There is simply no end to these partisan ad hominem attacks on Trump, his family, and anyone in his political orbit. As time goes on, however, this will have less and less to do with Trump and more and more to do with the people that both supported and voted for him in 2020. The Democrat war footing extends way beyond vanquishing their Republican rivals.
Democrats view the MAGA base with disdain and fear, as if 75 million grenades were running in and about the Beltway with their pins pulled out. As a result, they have resorted to a siege mentality that seeks to alarm and intimidate Americans by giving the Capitol and other historical landmarks a post-9/11 look and feel, with thousands of soldiers encircled by more tall fencing, Jersey barriers, barricades, razor wire, and guard posts than is required to safeguard an Army base in Afghanistan. Thousands of personnel, most citizen-soldiers sent to bivouac on hard parking garage floors, munch on battlefield MREs, and forced to undergo FBI loyalty investigations of their political beliefs, continue to be perplexed over their prolonged presence. They patrol the grounds of the People’s House in 12-hour shifts, freezing half to death and armed to the teeth for phantom insurgent attacks.

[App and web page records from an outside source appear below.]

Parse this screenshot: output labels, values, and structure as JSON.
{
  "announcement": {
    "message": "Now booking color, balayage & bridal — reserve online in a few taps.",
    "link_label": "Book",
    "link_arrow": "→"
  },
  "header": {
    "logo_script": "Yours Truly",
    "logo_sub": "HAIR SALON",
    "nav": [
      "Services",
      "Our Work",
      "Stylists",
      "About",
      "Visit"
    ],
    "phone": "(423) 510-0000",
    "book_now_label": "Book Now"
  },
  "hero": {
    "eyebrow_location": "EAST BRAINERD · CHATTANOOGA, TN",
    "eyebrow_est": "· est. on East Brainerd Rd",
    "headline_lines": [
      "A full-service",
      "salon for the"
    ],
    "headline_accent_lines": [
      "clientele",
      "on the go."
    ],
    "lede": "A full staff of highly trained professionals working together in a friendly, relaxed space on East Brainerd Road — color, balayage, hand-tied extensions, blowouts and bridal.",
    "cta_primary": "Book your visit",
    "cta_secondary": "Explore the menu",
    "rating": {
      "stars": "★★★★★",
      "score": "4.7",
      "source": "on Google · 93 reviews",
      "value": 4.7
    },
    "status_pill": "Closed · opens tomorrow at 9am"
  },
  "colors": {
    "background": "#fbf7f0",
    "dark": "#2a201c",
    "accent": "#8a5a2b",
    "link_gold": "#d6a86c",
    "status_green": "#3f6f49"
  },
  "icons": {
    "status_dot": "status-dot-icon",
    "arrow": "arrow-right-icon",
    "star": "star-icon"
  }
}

We have been given far-fetched reasons, to include aspirational internet chatter, as pretext to defend government against its own citizenry. As Congress continues the Capitol lockdown into the foreseeable future and mulls the replacement of National Guard with active military, consider this pledge from page 68 of the 2020 Democratic Platform:

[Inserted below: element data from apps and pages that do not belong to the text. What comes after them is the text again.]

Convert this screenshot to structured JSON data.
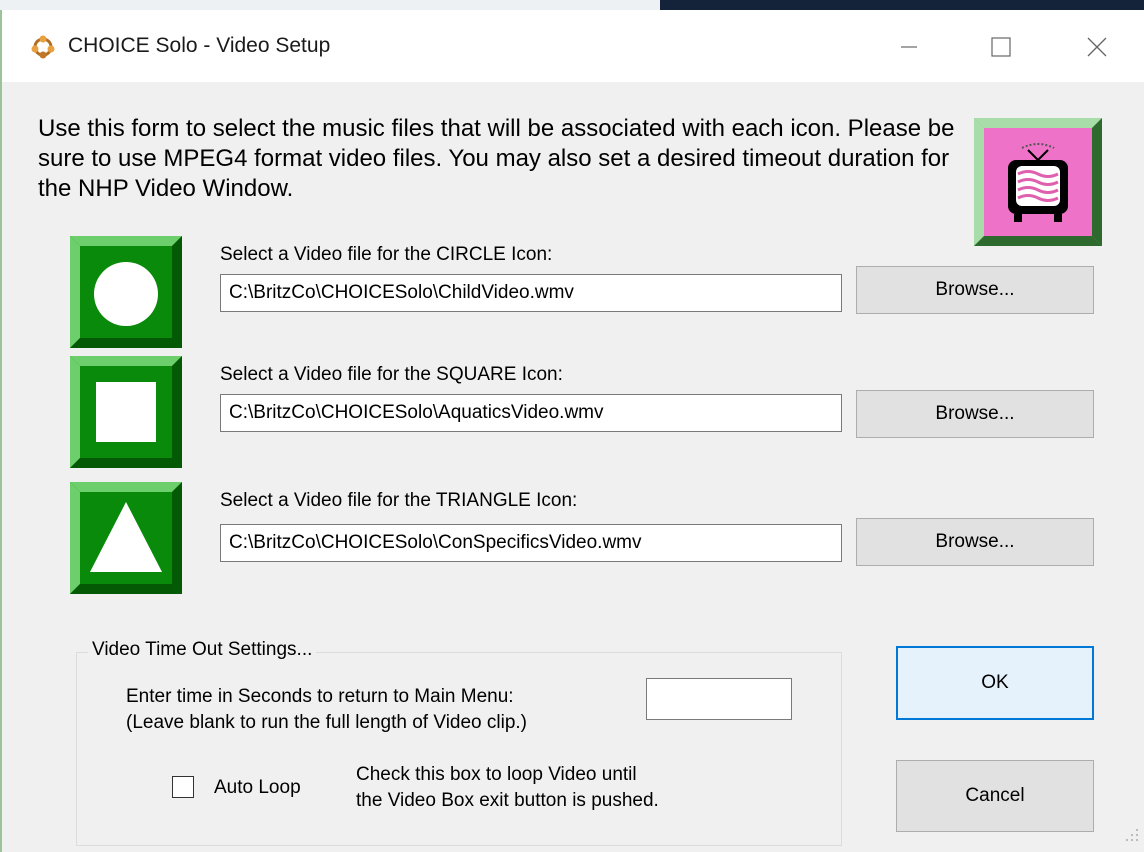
{
  "window": {
    "title": "CHOICE Solo - Video Setup",
    "minimize_icon": "minimize-icon",
    "maximize_icon": "maximize-icon",
    "close_icon": "close-icon"
  },
  "instructions": "Use this form to select the music files that will be associated with each icon.  Please be sure to use MPEG4 format video files.  You may also set a desired timeout duration for the NHP Video Window.",
  "video_files": [
    {
      "shape": "circle",
      "label": "Select a Video file for the CIRCLE Icon:",
      "value": "C:\\BritzCo\\CHOICESolo\\ChildVideo.wmv",
      "browse_label": "Browse..."
    },
    {
      "shape": "square",
      "label": "Select a Video file for the SQUARE Icon:",
      "value": "C:\\BritzCo\\CHOICESolo\\AquaticsVideo.wmv",
      "browse_label": "Browse..."
    },
    {
      "shape": "triangle",
      "label": "Select a Video file for the TRIANGLE Icon:",
      "value": "C:\\BritzCo\\CHOICESolo\\ConSpecificsVideo.wmv",
      "browse_label": "Browse..."
    }
  ],
  "timeout": {
    "group_title": "Video Time Out Settings...",
    "line1": "Enter time in Seconds to return to Main Menu:",
    "line2": "(Leave blank to run the full length of Video clip.)",
    "value": ""
  },
  "auto_loop": {
    "label": "Auto Loop",
    "checked": false,
    "help_line1": "Check this box to loop Video until",
    "help_line2": "the Video Box exit button is pushed."
  },
  "buttons": {
    "ok": "OK",
    "cancel": "Cancel"
  },
  "colors": {
    "shape_green": "#0a8a0a",
    "tv_pink": "#ee72c8",
    "accent_blue": "#0078d7"
  }
}
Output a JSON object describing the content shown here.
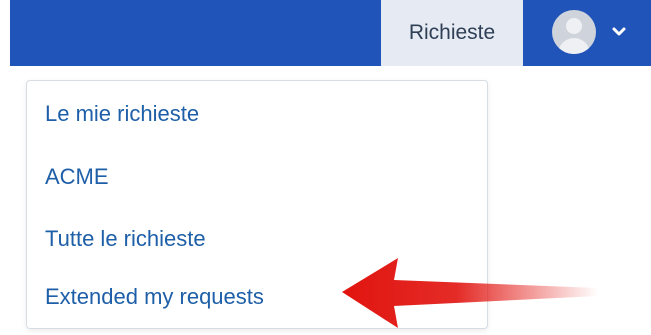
{
  "header": {
    "nav_tab_label": "Richieste",
    "avatar_icon": "user-avatar-icon",
    "chevron_icon": "chevron-down-icon"
  },
  "menu": {
    "items": [
      {
        "label": "Le mie richieste"
      },
      {
        "label": "ACME"
      },
      {
        "label": "Tutte le richieste"
      },
      {
        "label": "Extended my requests"
      }
    ]
  },
  "annotation": {
    "arrow_icon": "red-pointer-arrow-icon",
    "arrow_color": "#e1140f"
  },
  "colors": {
    "topbar": "#2154b8",
    "active_tab": "#e6ebf3",
    "link": "#1e5fa8"
  }
}
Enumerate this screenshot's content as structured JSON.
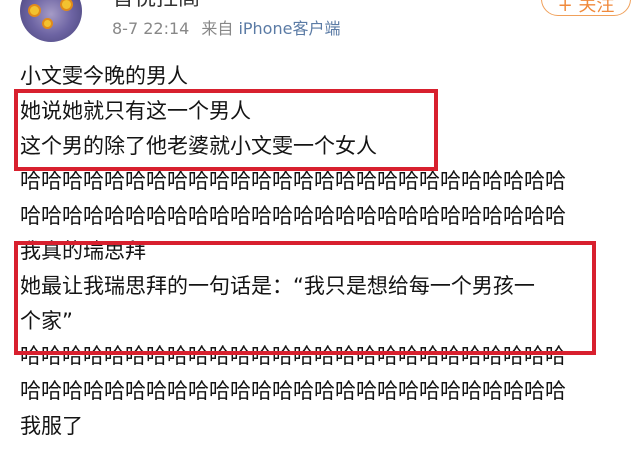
{
  "author": {
    "username": "音悦拄髙",
    "timestamp": "8-7 22:14",
    "source_prefix": "来自",
    "source": "iPhone客户端"
  },
  "follow_label": "+ 关注",
  "post_lines": [
    "小文雯今晚的男人",
    "她说她就只有这一个男人",
    "这个男的除了他老婆就小文雯一个女人",
    "哈哈哈哈哈哈哈哈哈哈哈哈哈哈哈哈哈哈哈哈哈哈哈哈哈哈",
    "哈哈哈哈哈哈哈哈哈哈哈哈哈哈哈哈哈哈哈哈哈哈哈哈哈哈",
    "我真的瑞思拜",
    "她最让我瑞思拜的一句话是：“我只是想给每一个男孩一",
    "个家”",
    "哈哈哈哈哈哈哈哈哈哈哈哈哈哈哈哈哈哈哈哈哈哈哈哈哈哈",
    "哈哈哈哈哈哈哈哈哈哈哈哈哈哈哈哈哈哈哈哈哈哈哈哈哈哈",
    "我服了"
  ],
  "colors": {
    "highlight_border": "#d8202e",
    "follow_accent": "#f08a3c",
    "source_link": "#5b7ba5",
    "meta_text": "#888888"
  }
}
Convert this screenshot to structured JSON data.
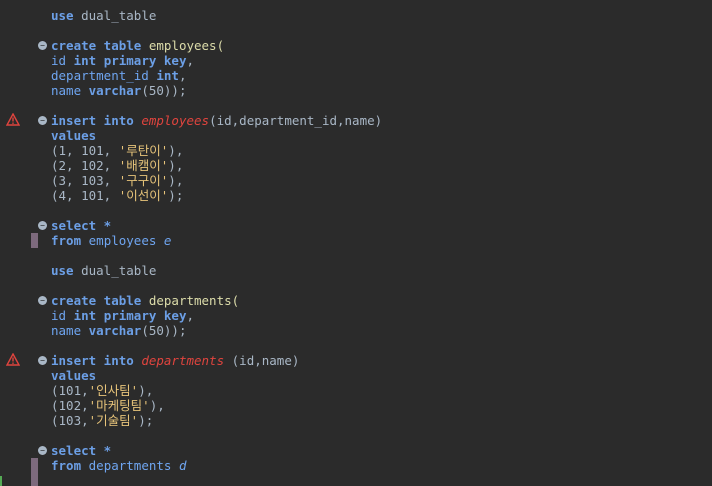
{
  "lines": {
    "l1": "use dual_table",
    "l2_kw": "create table",
    "l2_id": "employees(",
    "l3": "id int primary key,",
    "l4": "department_id int,",
    "l5": "name varchar(50));",
    "l6_kw": "insert into",
    "l6_tbl": "employees",
    "l6_rest": "(id,department_id,name)",
    "l7": "values",
    "l8": "(1, 101, '루탄이'),",
    "l9": "(2, 102, '배캠이'),",
    "l10": "(3, 103, '구구이'),",
    "l11": "(4, 101, '이선이');",
    "l12": "select *",
    "l13_kw": "from",
    "l13_tbl": "employees",
    "l13_alias": "e",
    "l14": "use dual_table",
    "l15_kw": "create table",
    "l15_id": "departments(",
    "l16": "id int primary key,",
    "l17": "name varchar(50));",
    "l18_kw": "insert into",
    "l18_tbl": "departments",
    "l18_rest": " (id,name)",
    "l19": "values",
    "l20": "(101,'인사팀'),",
    "l21": "(102,'마케팅팀'),",
    "l22": "(103,'기술팀');",
    "l23": "select *",
    "l24_kw": "from",
    "l24_tbl": "departments",
    "l24_alias": "d"
  },
  "icons": {
    "fold": "fold-collapse-icon",
    "warning": "warning-icon"
  },
  "colors": {
    "background": "#2b2b2b",
    "keyword": "#6c9fe6",
    "string": "#e7c47a",
    "error_table": "#e0443e",
    "caret_bar": "#7d6a7d"
  }
}
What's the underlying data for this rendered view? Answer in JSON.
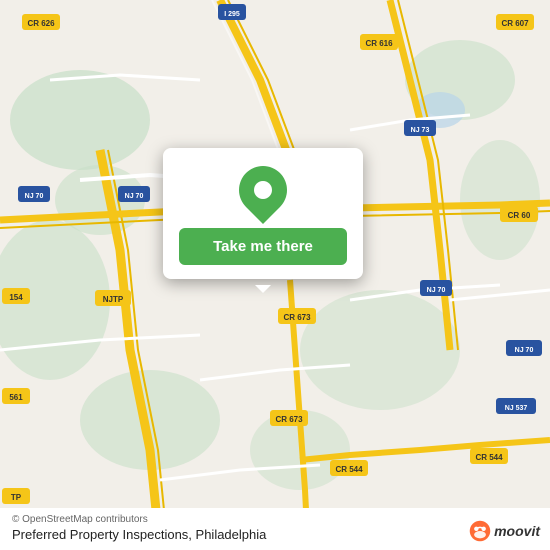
{
  "map": {
    "attribution": "© OpenStreetMap contributors",
    "background_color": "#f2efe9"
  },
  "popup": {
    "button_label": "Take me there",
    "icon_color": "#4caf50"
  },
  "bottom_bar": {
    "location_name": "Preferred Property Inspections, Philadelphia",
    "attribution_text": "© OpenStreetMap contributors"
  },
  "moovit": {
    "logo_text": "moovit"
  },
  "roads": {
    "accent_color": "#fdd835",
    "highway_color": "#f5c518",
    "local_road_color": "#ffffff",
    "green_area_color": "#c8dfc8"
  }
}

Democrats will never use active duty soldiers as political props, and we will never send military forces to suppress Americans exercising their constitutional rights.
If the Democrats can’t eliminate or brainwash Trump’s electorate, they can certainly marginalize its impact through legislation and executive action. House Joint Resolution 14 proposes the abolishment of the Electoral College and election of a president by popular vote. This bill, first introduced in the 114th Congress a month after Trump’s election, puts the presidency permanently in the hands of Democrat city strongholds and makes flyover country and rural America irrelevant by popular vote. The For the People Act is an assault on federalism, instituting voting practices rife with fraud, to include mail-in ballots in all states, turns a blind’s eye to harvesting, prohibits the purging of voting rolls containing the deceased and those relocated to other states, and establishes a national voter registration.
One of Biden’s first executive orders, EO 13986, reversed Trump’s efforts to exclude illegal aliens from the decennial census. Signed on Inauguration Day, it will impact the submission of the 2020 census count delayed by the pandemic until the end of April, making room for non-citizens to be part of the congressional redistricting formula and concentrating political power in the coastal sanctuary cities and states.
In just a few short weeks, the ruling triumvirate of Biden, Pelosi, and Schumer, have been able to deliver a two-branch legislative broadside on Trump supporters and conservatives by ripping a page out of the COVID playbook. Democrats now know that government control over its populace and the deterioration of individual freedoms can thrive on prolonged fears over viruses. To insulate the game plan, the seat of power is now sheltered inside a military enclave warranted by the online keystrokes of frustrated Americans who are not only locked down in their lives but locked out of their government houses.